Private schools could exist only so long as they met government standards. Teachers had to be certified, and high-school graduation examinations were necessary to enter the learned professions and the civil service. The schools imposed an official language to the prejudice of ethnic groups living in Prussia. The purpose of the system was to instill nationalism in demoralized Prussia and to train young men for the military and the bureaucracy. As the German philosopher Johann Fichte, a key influence on the system, said, "The schools must fashion the person, and fashion him in such a way that he simply cannot will otherwise than what you wish him to will."
What does that have to do with the United States? Early in our history, education was mainly a private, free-market activity—no compulsory attendance laws, and no school taxes. That system produced the most literate, independent-thinking, self-reliant people in history.

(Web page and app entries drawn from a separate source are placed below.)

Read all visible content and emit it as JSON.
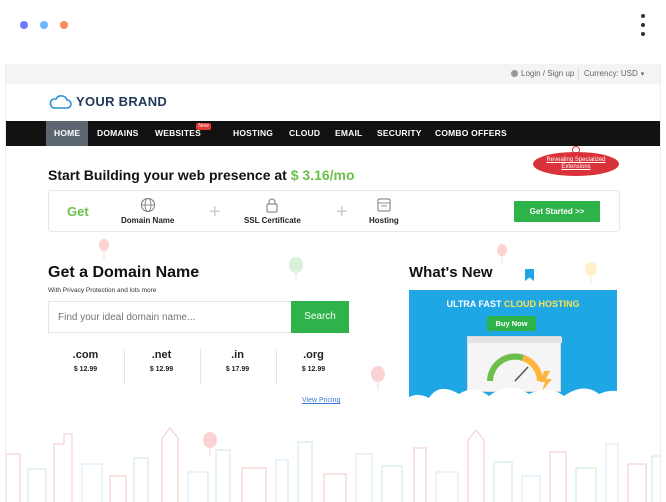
{
  "topbar": {
    "login_label": "Login / Sign up",
    "currency_label": "Currency: USD"
  },
  "brand": {
    "name": "YOUR BRAND"
  },
  "nav": {
    "items": [
      {
        "label": "HOME",
        "active": true
      },
      {
        "label": "DOMAINS"
      },
      {
        "label": "WEBSITES",
        "badge": "New"
      },
      {
        "label": "HOSTING"
      },
      {
        "label": "CLOUD"
      },
      {
        "label": "EMAIL"
      },
      {
        "label": "SECURITY"
      },
      {
        "label": "COMBO OFFERS"
      }
    ]
  },
  "hero": {
    "headline_prefix": "Start Building your web presence at",
    "headline_price": "$ 3.16/mo",
    "ribbon_text": "Revealing Specialized Extensions"
  },
  "getbar": {
    "get_label": "Get",
    "features": [
      "Domain Name",
      "SSL Certificate",
      "Hosting"
    ],
    "cta_label": "Get Started >>"
  },
  "domain": {
    "title": "Get a Domain Name",
    "subtitle": "With Privacy Protection and lots more",
    "search_placeholder": "Find your ideal domain name...",
    "search_button": "Search",
    "tlds": [
      {
        "name": ".com",
        "price": "$ 12.99"
      },
      {
        "name": ".net",
        "price": "$ 12.99"
      },
      {
        "name": ".in",
        "price": "$ 17.99"
      },
      {
        "name": ".org",
        "price": "$ 12.99"
      }
    ],
    "view_pricing": "View Pricing"
  },
  "whats_new": {
    "title": "What's New",
    "promo_prefix": "ULTRA FAST",
    "promo_highlight": "CLOUD HOSTING",
    "buy_label": "Buy Now"
  },
  "colors": {
    "accent_green": "#2eb24a",
    "price_green": "#6cc04a",
    "nav_bg": "#111111",
    "promo_blue": "#1fa7e5",
    "ribbon_red": "#d9323a"
  }
}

But not everyone was satisfied with the American way of doing things. According to John Taylor Gatto, the New York State Teacher of the Year in 1991:
A small number of very passionate American ideological leaders visited Prussia in the first half of the 19th century; fell in love with the order, obedience and efficiency of its education system; and campaigned relentlessly thereafter to bring the Prussian vision to these shores.They finally succeeded early in the 20th century.

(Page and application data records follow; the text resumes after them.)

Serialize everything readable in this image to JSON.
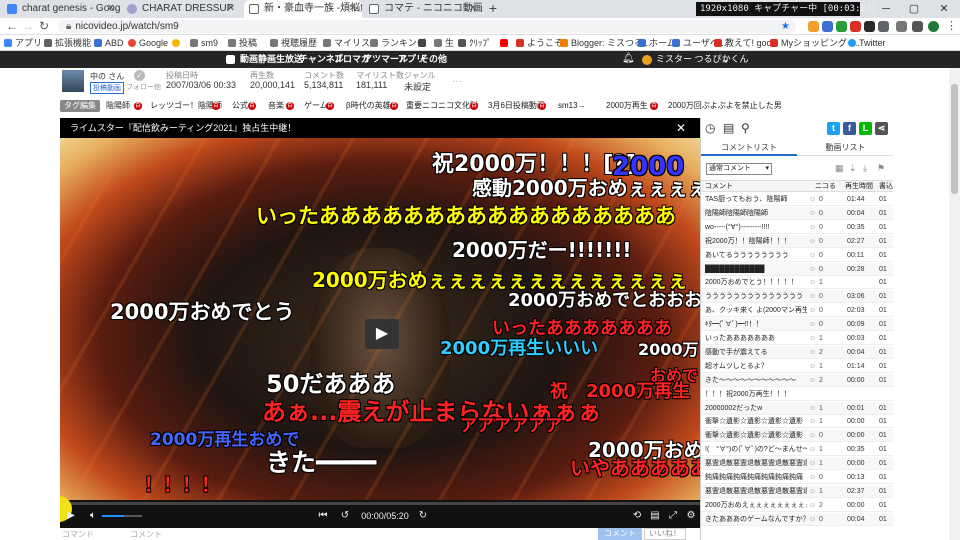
{
  "browser": {
    "tabs": [
      {
        "title": "charat genesis - Google 検索",
        "active": false,
        "favcolor": "#4285f4"
      },
      {
        "title": "CHARAT DRESSUP",
        "active": false,
        "favcolor": "#a0a0d0"
      },
      {
        "title": "新・豪血寺一族 -煩悩解放",
        "active": true,
        "favcolor": "#777777"
      },
      {
        "title": "コマテ - ニコニコ動画",
        "active": false,
        "favcolor": "#777777"
      }
    ],
    "new_tab": "+",
    "capture_text": "1920x1080 キャプチャー中 [00:03:02]",
    "url": "nicovideo.jp/watch/sm9",
    "bookmarks": [
      "アプリ",
      "拡張機能",
      "ABD",
      "Google",
      "",
      "sm9",
      "投稿",
      "視聴履歴",
      "マイリスト",
      "ランキング",
      "",
      "生",
      "ｸﾘｯﾌﾟ",
      "",
      "ようこそ",
      "Blogger: ミスつる...",
      "ホーム",
      "ユーザベ...",
      "教えて! goo",
      "Myショッピング -...",
      "Twitter"
    ]
  },
  "nico": {
    "nav": [
      "動画",
      "静画",
      "生放送",
      "チャンネル",
      "ブロマガ",
      "アツマール",
      "アプリ",
      "その他"
    ],
    "user": "ミスター つるぴかくん"
  },
  "video_info": {
    "uploader": "中の さん",
    "uploader_badge": "投稿動画",
    "follow": "フォロー他",
    "posted_label": "投稿日時",
    "posted": "2007/03/06 00:33",
    "views_label": "再生数",
    "views": "20,000,141",
    "comments_label": "コメント数",
    "comments": "5,134,811",
    "mylist_label": "マイリスト数",
    "mylist": "181,111",
    "genre_label": "ジャンル",
    "genre": "未設定",
    "more": "…"
  },
  "tags": {
    "edit_label": "タグ編集",
    "items": [
      "陰陽師",
      "レッツゴー！陰陽師",
      "公式",
      "音楽",
      "ゲーム",
      "β時代の英雄",
      "重要ニコニコ文化財",
      "3月6日投稿動画",
      "sm13→",
      "2000万再生",
      "2000万回ぷよぷよを禁止した男"
    ]
  },
  "player": {
    "banner": "ライムスター『配信飲みーティング2021』独占生中継！",
    "time": "00:00/05:20",
    "progress": 0.0,
    "comments": [
      {
        "text": "祝2000万！！！[?]",
        "color": "#ffffff"
      },
      {
        "text": "2000",
        "color": "#3333ff"
      },
      {
        "text": "感動2000万おめぇぇぇぇぇぇ",
        "color": "#ffffff"
      },
      {
        "text": "いったあああああああああああああああああ",
        "color": "#ffff00"
      },
      {
        "text": "2000万だー!!!!!!!",
        "color": "#ffffff"
      },
      {
        "text": "2000万おめぇぇぇぇぇぇぇぇぇぇぇぇぇ",
        "color": "#ffff00"
      },
      {
        "text": "2000万おめでとおおおおおおおおおおおおお",
        "color": "#ffffff"
      },
      {
        "text": "2000万おめでとう",
        "color": "#ffffff"
      },
      {
        "text": "いったあああああああ",
        "color": "#ff2222"
      },
      {
        "text": "2000万再生いいい",
        "color": "#33ccff"
      },
      {
        "text": "2000万",
        "color": "#ffffff"
      },
      {
        "text": "おめでとう！！！！",
        "color": "#ff2222"
      },
      {
        "text": "50だあああ",
        "color": "#ffffff"
      },
      {
        "text": "祝　2000万再生",
        "color": "#ff2222"
      },
      {
        "text": "あぁ...震えが止まらないぁぁぁ",
        "color": "#ff2222"
      },
      {
        "text": "2000万再生おめで",
        "color": "#4466ff"
      },
      {
        "text": "きた━━━━",
        "color": "#ffffff"
      },
      {
        "text": "2000万おめでと",
        "color": "#ffffff"
      },
      {
        "text": "いやあああああああああああああ！！！！！！！",
        "color": "#ff2222"
      },
      {
        "text": "！！！！",
        "color": "#ff2222"
      },
      {
        "text": "アアアアアア",
        "color": "#ff2222"
      }
    ]
  },
  "panel": {
    "tab_comments": "コメントリスト",
    "tab_related": "動画リスト",
    "sort": "通常コメント",
    "headers": [
      "コメント",
      "ニコる",
      "再生時間",
      "書込"
    ],
    "rows": [
      {
        "c": "TAS厨ってもおう、陰陽師",
        "n": "0",
        "t": "01:44",
        "w": "01"
      },
      {
        "c": "陰陽師陰陽師陰陽師",
        "n": "0",
        "t": "00:04",
        "w": "01"
      },
      {
        "c": "wo-----(°∀°)---------!!!!",
        "n": "0",
        "t": "00:35",
        "w": "01"
      },
      {
        "c": "祝2000万！！陰陽師！！！",
        "n": "0",
        "t": "02:27",
        "w": "01"
      },
      {
        "c": "あいてるうううううううう",
        "n": "0",
        "t": "00:11",
        "w": "01"
      },
      {
        "c": "████████████",
        "n": "0",
        "t": "00:28",
        "w": "01"
      },
      {
        "c": "2000万おめでとう！！！！！",
        "n": "1",
        "t": "",
        "w": "01"
      },
      {
        "c": "うううううううううううううう",
        "n": "0",
        "t": "03:06",
        "w": "01"
      },
      {
        "c": "あ、クッキ来く よ(2000マン再生記",
        "n": "0",
        "t": "02:03",
        "w": "01"
      },
      {
        "c": "ｷﾀ━(ﾟ∀ﾟ)━!!！！",
        "n": "0",
        "t": "00:09",
        "w": "01"
      },
      {
        "c": "いったあああああああ",
        "n": "1",
        "t": "00:03",
        "w": "01"
      },
      {
        "c": "感動で手が震えてる",
        "n": "2",
        "t": "00:04",
        "w": "01"
      },
      {
        "c": "超オムツしとるよ？",
        "n": "1",
        "t": "01:14",
        "w": "01"
      },
      {
        "c": "きた～～～～～～～～～～～",
        "n": "2",
        "t": "00:00",
        "w": "01"
      },
      {
        "c": "！！！祝2000万再生！！！",
        "n": "",
        "t": "",
        "w": ""
      },
      {
        "c": "20000002だったw",
        "n": "1",
        "t": "00:01",
        "w": "01"
      },
      {
        "c": "衝撃☆遺影☆遺影☆遺影☆遺影",
        "n": "1",
        "t": "00:00",
        "w": "01"
      },
      {
        "c": "衝撃☆遺影☆遺影☆遺影☆遺影",
        "n": "0",
        "t": "00:00",
        "w": "01"
      },
      {
        "c": "!(　°∀°)の(ﾟ∀ﾟ)の?ど～まんせ～まん♪(",
        "n": "1",
        "t": "00:35",
        "w": "01"
      },
      {
        "c": "悪霊退散悪霊退散悪霊退散悪霊退散",
        "n": "1",
        "t": "00:00",
        "w": "01"
      },
      {
        "c": "鈍痛鈍痛鈍痛鈍痛鈍痛鈍痛鈍痛",
        "n": "0",
        "t": "00:13",
        "w": "01"
      },
      {
        "c": "悪霊退散悪霊退散悪霊退散悪霊退散",
        "n": "1",
        "t": "02:37",
        "w": "01"
      },
      {
        "c": "2000万おめえぇぇぇぇぇぇぇぇぇ",
        "n": "2",
        "t": "00:00",
        "w": "01"
      },
      {
        "c": "きたあああのゲームなんですか？",
        "n": "0",
        "t": "00:04",
        "w": "01"
      }
    ]
  },
  "bottom": {
    "command_placeholder": "コマンド",
    "comment_placeholder": "コメント",
    "submit": "コメント",
    "like": "いいね！"
  }
}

Just as the Prussian system was intended to unify Germany, the American educators' goal was to create a national culture out of the disparate subcultures that comprised the country in that period. (Catholic immigrants were a prominent target.) "To do that," writes Gatto, "children would have to be removed from their parents and from inappropriate cultural influences."
The modern public school curriculum comes right out of the Prussian system. Gatto says the American educationists imported three major ideas from Prussia. The first was that the purpose of state schooling was not intellectual training but the conditioning of children "to obedience, subordination and collective life." Second, whole ideas were broken into fragmented "subjects," and school days were divided into fixed periods "so that self-motivation to learn would be muted by ceaseless interruptions." Third, the state was posited as the true parent of the children.

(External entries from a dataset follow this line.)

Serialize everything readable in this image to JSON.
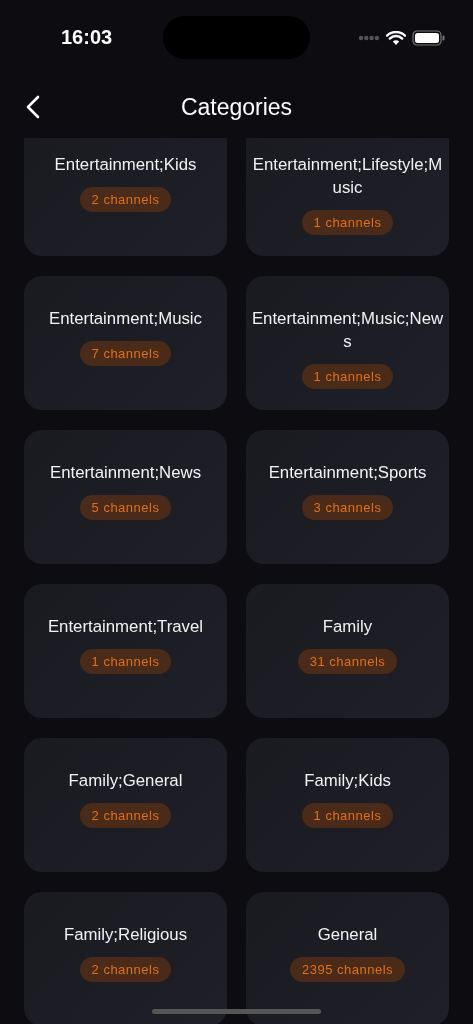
{
  "status_bar": {
    "time": "16:03"
  },
  "nav": {
    "title": "Categories"
  },
  "categories": [
    {
      "name": "Entertainment;Kids",
      "count": "2 channels"
    },
    {
      "name": "Entertainment;Lifestyle;Music",
      "count": "1 channels"
    },
    {
      "name": "Entertainment;Music",
      "count": "7 channels"
    },
    {
      "name": "Entertainment;Music;News",
      "count": "1 channels"
    },
    {
      "name": "Entertainment;News",
      "count": "5 channels"
    },
    {
      "name": "Entertainment;Sports",
      "count": "3 channels"
    },
    {
      "name": "Entertainment;Travel",
      "count": "1 channels"
    },
    {
      "name": "Family",
      "count": "31 channels"
    },
    {
      "name": "Family;General",
      "count": "2 channels"
    },
    {
      "name": "Family;Kids",
      "count": "1 channels"
    },
    {
      "name": "Family;Religious",
      "count": "2 channels"
    },
    {
      "name": "General",
      "count": "2395 channels"
    }
  ]
}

Over the years, various fads have seized the education bureaucrats of America, but those fads have been variations on a theme: The public schools are intended to create complacent "good citizens"—not independent thinkers—because political leaders do not like boat-rockers who question things too closely. They prefer citizens who pay their taxes on time and leave them alone to chart the course of the nation. The growth in government power since the advent of public schools is hard to ignore.
So, judged by their purpose, how have the public schools performed?
Not bad, really. Unlike our ancestors' private schools, the public schools produce citizens who look to government to make important decisions for them—from whether to help the poor, to what drugs to take, to how to get an education—and solve societal problems.
In other words, the public schools are working. If we do not like what they have achieved, then we have to junk the Prussian system and move toward an education based on the American principles of free markets and individual liberty. Mere reform is not enough. We need to separate school and state. That's the only sure way to revitalize education, families, and the American spirit.